Dried mango was matched up with cilantro, garlic, and jalapeno to make this juicy chicken link. It's bright, fresh, and fruity.
[Photograph: Kenji Alt] Want more details? Here are the ins-n-outs. Follow Kenji on Facebook or Twitter....
This week we survived a salt and vinegar chips tasting (try feeling your tongue after one of those!), played fetch with Hambone, special-ordered the semi-discontinued Rice Krispies Treats Cereal, and more. And if you're wondering, yes, RKTC would be RK cereal that turned into treats then transformed back into cereal again (full circle!).
This week at Serious Eats World Headquarters, we ate loads of chocolate sandwich cookies for our Oreo/Faux-reo taste test, filled up our office with Sandwich Festival goods, watched Ed attempt to feed Hambone, and more (and by "more" we mean "Hambone Hambone Hambone").
I'm not sure how else to break this except to just come out and say it. On Wednesday morning, my French bulldog Dumpling was struck by a bus outside of my apartment building. He died in my arms on the way to the emergency room.
This week at Serious Eats World Headquarters, Dumpling napped and drooled, a swarm of bees took shelter in a nearby mailbox, I confirmed I don't like absinthe, and a few of us met some cows (ok, that last one happened far, far away from SEHQ). The slideshow is 75 percent Dumpling in one way, 125 percent in another. Enjoy!
This "Memphis-style" is my favorite to make at home—it takes the aspects of sweet tomato-based sauces I grew up on, but by dialing back the sugar and amping up the vinegar, creates a sauce where seasonings and spice are more defined and achieves a pleasing balance between the main defining aspects of a barbecue sauce.
These are the only fancy-restaurant fried clams I think are really worth the cash ($14 half/$26 full). That they start with Ipswich bellies makes all the difference; these juicy, sweet, whole-belly behemoths are harvested from the mud flats off Ipswich, where experts claim that the particularly nutrient-rich soil gives the bivalves their superior, almost nutty flavor.
Sherbets and sorbets require a spoon, but they date back to the Persian Empire, when vividly flavored fruit- or flower-based syrups were mixed with snow to make a cool, refreshing drink called sharbat.
Last Thursday morning, Dean Sparks, a dairy farmer from upstate New York stopped by the office with some cheese, eggs, and milk. They come from nymilk, a New York state consortium of around 35 upstate organic dairy farms that...
As food aesthetics go, the murky, rust-brown, pebbly lalla musa dal at Tamarind Bay Coastal Kitchen can't compare to the restaurant's other specialties like the fennel cream-sauced cauliflower dumplings or the spiced lobster tail. But famed Indian chefs like Julie Sahni don't consider this dish "the most exquisite of all dal preparations" for nothing, and speaking in terms of decadence, it outclasses the rest by a long shot.

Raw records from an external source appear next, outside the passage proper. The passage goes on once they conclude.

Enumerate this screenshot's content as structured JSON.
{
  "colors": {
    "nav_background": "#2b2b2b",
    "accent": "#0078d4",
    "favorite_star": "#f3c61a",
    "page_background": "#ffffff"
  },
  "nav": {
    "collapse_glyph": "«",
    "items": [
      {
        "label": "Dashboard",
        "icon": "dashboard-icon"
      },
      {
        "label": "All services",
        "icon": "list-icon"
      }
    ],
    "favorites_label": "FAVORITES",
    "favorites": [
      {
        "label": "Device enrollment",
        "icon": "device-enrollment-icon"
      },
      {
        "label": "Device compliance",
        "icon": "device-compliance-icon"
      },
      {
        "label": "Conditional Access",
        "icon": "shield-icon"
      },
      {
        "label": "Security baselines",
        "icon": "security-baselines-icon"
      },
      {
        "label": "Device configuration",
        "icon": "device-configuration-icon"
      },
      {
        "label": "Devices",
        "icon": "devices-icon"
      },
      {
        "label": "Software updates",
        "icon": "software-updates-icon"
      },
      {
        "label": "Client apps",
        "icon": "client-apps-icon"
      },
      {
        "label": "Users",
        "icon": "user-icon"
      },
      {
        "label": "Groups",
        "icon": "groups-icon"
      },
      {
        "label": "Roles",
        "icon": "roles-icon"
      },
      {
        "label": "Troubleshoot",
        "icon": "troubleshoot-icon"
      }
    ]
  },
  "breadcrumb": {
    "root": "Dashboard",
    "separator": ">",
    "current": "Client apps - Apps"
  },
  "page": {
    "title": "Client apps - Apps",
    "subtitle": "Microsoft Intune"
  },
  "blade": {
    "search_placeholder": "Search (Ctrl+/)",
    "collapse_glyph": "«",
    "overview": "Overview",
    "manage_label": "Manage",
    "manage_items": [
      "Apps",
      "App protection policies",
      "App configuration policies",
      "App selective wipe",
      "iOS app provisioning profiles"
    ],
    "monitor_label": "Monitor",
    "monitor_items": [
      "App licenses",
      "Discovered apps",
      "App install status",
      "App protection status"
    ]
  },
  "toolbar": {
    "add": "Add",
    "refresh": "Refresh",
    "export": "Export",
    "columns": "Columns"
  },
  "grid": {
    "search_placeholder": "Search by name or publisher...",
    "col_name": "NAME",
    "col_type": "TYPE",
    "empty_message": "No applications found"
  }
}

For all that I've grilled (150-plus recipes and counting), there's always plenty of uncharted territory. One of those areas: planking. There aren't usually many planking recipes in cookbooks, save the ubiquitous planked salmon. Put simply, planking is cooking food directly on a piece of hardwood. When cooking this way, the surface of the food touching the wood picks up some of the plank's natural flavors.

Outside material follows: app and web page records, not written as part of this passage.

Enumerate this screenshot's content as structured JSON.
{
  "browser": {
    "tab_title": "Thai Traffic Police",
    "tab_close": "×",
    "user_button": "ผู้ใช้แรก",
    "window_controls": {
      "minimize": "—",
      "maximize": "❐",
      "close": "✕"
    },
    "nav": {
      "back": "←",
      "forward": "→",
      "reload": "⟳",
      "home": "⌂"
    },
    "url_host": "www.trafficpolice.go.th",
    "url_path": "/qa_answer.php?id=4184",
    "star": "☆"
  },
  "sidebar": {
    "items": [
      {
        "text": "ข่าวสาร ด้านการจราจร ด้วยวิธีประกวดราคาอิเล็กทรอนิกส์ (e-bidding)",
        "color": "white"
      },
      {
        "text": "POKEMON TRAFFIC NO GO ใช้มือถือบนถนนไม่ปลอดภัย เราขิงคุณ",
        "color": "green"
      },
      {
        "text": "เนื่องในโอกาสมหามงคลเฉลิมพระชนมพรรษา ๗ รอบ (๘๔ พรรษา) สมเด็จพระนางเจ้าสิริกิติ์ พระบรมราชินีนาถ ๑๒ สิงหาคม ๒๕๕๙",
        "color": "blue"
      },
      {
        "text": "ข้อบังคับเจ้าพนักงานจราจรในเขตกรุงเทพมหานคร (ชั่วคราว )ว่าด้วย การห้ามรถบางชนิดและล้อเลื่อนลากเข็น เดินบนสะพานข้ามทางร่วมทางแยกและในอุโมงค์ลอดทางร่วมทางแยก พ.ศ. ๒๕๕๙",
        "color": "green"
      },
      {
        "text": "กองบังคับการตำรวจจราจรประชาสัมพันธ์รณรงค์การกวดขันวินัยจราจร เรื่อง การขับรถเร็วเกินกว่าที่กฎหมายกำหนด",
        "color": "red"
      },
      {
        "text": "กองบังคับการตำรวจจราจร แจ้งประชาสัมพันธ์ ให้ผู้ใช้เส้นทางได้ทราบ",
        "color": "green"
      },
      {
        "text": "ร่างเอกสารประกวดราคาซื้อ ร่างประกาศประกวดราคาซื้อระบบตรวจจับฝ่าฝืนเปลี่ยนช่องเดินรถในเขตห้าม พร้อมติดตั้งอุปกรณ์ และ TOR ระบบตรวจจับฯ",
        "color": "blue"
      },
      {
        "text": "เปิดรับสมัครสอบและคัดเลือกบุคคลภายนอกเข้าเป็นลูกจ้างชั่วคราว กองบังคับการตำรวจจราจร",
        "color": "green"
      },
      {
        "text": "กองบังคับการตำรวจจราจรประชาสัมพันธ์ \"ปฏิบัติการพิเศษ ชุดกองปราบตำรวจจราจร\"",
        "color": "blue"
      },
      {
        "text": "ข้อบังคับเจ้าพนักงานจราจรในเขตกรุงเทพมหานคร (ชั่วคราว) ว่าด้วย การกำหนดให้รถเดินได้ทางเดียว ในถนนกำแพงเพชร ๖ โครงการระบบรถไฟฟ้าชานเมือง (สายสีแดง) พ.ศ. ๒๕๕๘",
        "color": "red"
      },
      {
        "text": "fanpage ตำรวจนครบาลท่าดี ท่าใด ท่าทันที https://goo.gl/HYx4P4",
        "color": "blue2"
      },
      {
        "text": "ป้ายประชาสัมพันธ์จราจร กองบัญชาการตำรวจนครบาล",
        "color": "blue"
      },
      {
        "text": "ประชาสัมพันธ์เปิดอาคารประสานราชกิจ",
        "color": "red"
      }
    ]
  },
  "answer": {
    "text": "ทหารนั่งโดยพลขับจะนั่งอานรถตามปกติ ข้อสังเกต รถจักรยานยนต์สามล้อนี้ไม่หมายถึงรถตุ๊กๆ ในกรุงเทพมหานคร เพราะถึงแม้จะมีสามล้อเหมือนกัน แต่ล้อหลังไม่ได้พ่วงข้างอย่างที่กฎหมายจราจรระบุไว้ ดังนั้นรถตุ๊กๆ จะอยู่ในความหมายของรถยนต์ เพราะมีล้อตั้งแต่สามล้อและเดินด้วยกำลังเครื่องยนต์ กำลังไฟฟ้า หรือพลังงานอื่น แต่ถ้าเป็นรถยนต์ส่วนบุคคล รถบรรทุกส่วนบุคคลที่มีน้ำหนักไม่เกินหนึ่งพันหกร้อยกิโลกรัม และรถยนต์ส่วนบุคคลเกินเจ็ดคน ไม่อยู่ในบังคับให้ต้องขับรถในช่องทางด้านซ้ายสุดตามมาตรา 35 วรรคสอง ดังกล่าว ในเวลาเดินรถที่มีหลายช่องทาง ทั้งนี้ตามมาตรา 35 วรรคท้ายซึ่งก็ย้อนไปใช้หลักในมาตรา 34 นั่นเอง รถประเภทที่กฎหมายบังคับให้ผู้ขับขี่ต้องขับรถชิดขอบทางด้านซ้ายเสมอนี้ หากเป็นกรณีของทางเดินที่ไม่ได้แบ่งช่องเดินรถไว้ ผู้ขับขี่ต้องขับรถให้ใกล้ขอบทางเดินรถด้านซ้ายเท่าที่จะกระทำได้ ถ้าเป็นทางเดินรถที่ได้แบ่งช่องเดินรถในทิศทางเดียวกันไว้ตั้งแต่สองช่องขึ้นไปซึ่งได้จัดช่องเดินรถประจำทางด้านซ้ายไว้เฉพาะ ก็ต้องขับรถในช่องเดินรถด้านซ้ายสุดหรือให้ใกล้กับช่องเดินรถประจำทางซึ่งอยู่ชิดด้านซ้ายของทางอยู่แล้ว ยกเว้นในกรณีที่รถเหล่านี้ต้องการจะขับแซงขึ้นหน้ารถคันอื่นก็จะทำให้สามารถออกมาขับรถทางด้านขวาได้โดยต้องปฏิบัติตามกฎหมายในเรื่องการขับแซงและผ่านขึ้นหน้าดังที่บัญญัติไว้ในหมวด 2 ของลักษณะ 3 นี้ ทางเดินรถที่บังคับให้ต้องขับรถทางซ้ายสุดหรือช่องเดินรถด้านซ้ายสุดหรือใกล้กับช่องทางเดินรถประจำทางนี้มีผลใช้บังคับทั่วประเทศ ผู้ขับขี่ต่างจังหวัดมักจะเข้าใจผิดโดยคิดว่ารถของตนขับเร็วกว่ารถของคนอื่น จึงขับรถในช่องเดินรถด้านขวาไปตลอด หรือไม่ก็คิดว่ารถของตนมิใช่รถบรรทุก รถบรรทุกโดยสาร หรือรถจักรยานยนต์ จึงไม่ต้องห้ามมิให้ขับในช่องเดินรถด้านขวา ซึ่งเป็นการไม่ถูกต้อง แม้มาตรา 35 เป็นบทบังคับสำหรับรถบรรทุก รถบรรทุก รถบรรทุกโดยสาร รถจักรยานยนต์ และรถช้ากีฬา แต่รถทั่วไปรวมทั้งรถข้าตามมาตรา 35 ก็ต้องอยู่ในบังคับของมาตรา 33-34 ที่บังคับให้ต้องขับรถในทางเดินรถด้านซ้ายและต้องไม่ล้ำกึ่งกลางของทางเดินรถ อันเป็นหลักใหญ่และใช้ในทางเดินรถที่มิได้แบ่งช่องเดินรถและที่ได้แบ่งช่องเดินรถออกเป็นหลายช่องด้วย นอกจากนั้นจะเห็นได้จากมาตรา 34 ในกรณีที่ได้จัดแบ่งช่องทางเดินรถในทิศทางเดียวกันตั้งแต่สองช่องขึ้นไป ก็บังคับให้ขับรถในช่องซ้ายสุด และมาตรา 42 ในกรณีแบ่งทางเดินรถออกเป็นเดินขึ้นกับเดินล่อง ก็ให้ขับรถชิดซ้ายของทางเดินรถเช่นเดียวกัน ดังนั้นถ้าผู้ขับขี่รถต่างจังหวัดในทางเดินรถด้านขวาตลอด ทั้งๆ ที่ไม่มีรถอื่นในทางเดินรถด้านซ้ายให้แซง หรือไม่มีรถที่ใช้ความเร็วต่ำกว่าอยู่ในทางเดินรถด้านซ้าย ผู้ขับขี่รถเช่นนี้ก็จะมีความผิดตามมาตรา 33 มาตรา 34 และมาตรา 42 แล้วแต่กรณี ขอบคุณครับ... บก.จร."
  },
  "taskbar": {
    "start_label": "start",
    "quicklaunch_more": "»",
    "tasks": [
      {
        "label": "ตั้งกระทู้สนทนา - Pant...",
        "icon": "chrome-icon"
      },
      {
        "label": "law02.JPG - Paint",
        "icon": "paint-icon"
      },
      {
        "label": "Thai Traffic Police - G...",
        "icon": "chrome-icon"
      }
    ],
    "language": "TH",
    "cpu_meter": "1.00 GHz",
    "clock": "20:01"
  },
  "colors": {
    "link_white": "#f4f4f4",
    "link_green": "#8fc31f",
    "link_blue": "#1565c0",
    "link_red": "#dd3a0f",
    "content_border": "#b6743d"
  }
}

I don't use the word magical lightly, but there really is something wondrous about making bagels at home. Maybe it's the shape. I think most everyone understands a loaf of bread, but the round shape with a hole ... well, it seems like a whole lot more work than simply plopping some dough in a loaf pan. But it's not. Really. Try making just one batch of these, and I'm sure you'll have the process down pat. Put on your sorcerer's robe and follow along!